> INPUT
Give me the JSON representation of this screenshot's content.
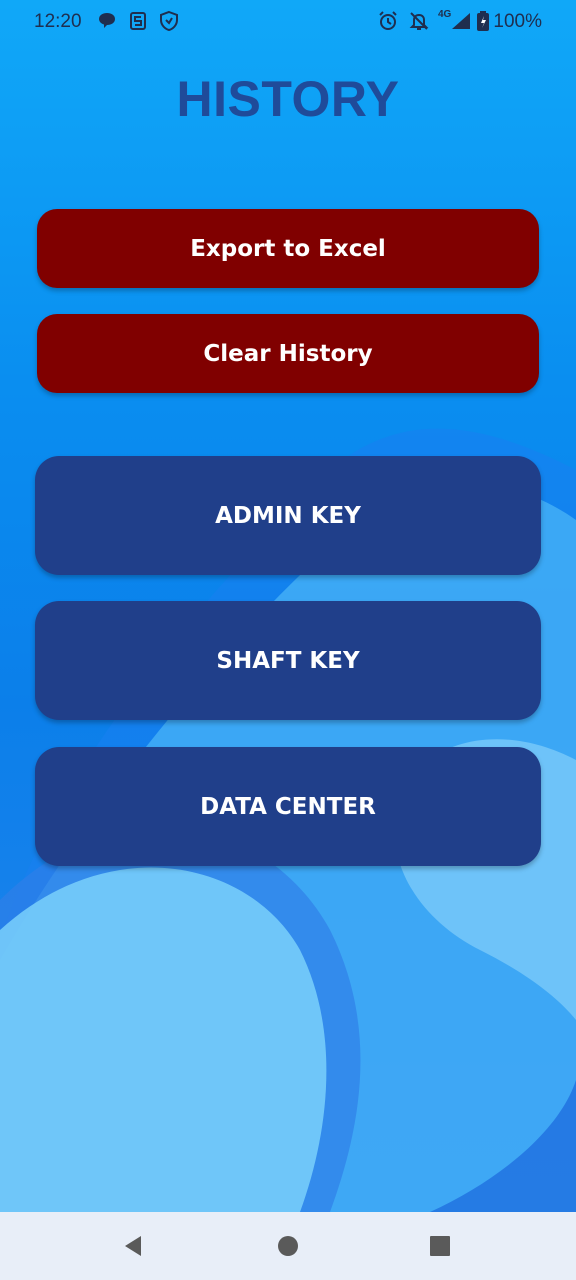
{
  "status_bar": {
    "time": "12:20",
    "network": "4G",
    "battery": "100%",
    "icons": [
      "chat-bubble-icon",
      "s-app-icon",
      "shield-icon",
      "alarm-icon",
      "notifications-off-icon",
      "signal-icon",
      "battery-icon"
    ]
  },
  "header": {
    "title": "HISTORY"
  },
  "actions": {
    "export_label": "Export to Excel",
    "clear_label": "Clear History"
  },
  "menu": {
    "items": [
      {
        "label": "ADMIN KEY"
      },
      {
        "label": "SHAFT KEY"
      },
      {
        "label": "DATA CENTER"
      }
    ]
  },
  "nav": {
    "icons": [
      "back-icon",
      "home-icon",
      "recents-icon"
    ]
  },
  "colors": {
    "title": "#1f4b9a",
    "action_button": "#800000",
    "menu_button": "#203f8a",
    "background": "#0a8ef0"
  }
}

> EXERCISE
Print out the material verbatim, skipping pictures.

> ANSWER AREA
Give me the JSON representation of this screenshot's content.
{
  "status_bar": {
    "time": "12:20",
    "network": "4G",
    "battery": "100%",
    "icons": [
      "chat-bubble-icon",
      "s-app-icon",
      "shield-icon",
      "alarm-icon",
      "notifications-off-icon",
      "signal-icon",
      "battery-icon"
    ]
  },
  "header": {
    "title": "HISTORY"
  },
  "actions": {
    "export_label": "Export to Excel",
    "clear_label": "Clear History"
  },
  "menu": {
    "items": [
      {
        "label": "ADMIN KEY"
      },
      {
        "label": "SHAFT KEY"
      },
      {
        "label": "DATA CENTER"
      }
    ]
  },
  "nav": {
    "icons": [
      "back-icon",
      "home-icon",
      "recents-icon"
    ]
  },
  "colors": {
    "title": "#1f4b9a",
    "action_button": "#800000",
    "menu_button": "#203f8a",
    "background": "#0a8ef0"
  }
}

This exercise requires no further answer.